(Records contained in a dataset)
((
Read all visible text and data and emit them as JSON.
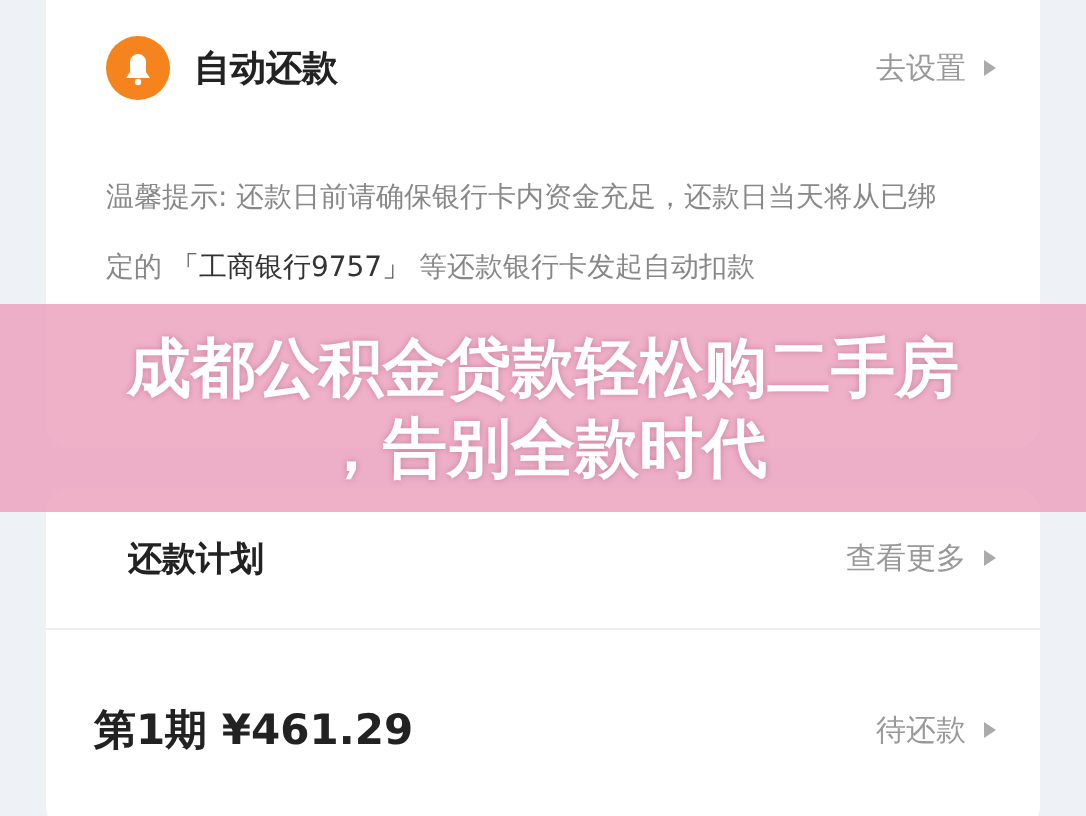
{
  "auto_repay": {
    "title": "自动还款",
    "action": "去设置",
    "tip": "温馨提示: 还款日前请确保银行卡内资金充足，还款日当天将从已绑定的 **「工商银行9757」** 等还款银行卡发起自动扣款"
  },
  "banner": {
    "lines": [
      "成都公积金贷款轻松购二手房",
      "，告别全款时代"
    ]
  },
  "plan": {
    "title": "还款计划",
    "action": "查看更多",
    "installments": [
      {
        "period": "第1期",
        "amount": "¥461.29",
        "status": "待还款"
      }
    ]
  }
}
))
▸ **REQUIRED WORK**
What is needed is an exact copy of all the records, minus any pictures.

▸ **ANSWER SECTION**
Read all visible text and data and emit them as JSON.
{
  "auto_repay": {
    "title": "自动还款",
    "action": "去设置",
    "tip": "温馨提示: 还款日前请确保银行卡内资金充足，还款日当天将从已绑定的 **「工商银行9757」** 等还款银行卡发起自动扣款"
  },
  "banner": {
    "lines": [
      "成都公积金贷款轻松购二手房",
      "，告别全款时代"
    ]
  },
  "plan": {
    "title": "还款计划",
    "action": "查看更多",
    "installments": [
      {
        "period": "第1期",
        "amount": "¥461.29",
        "status": "待还款"
      }
    ]
  }
}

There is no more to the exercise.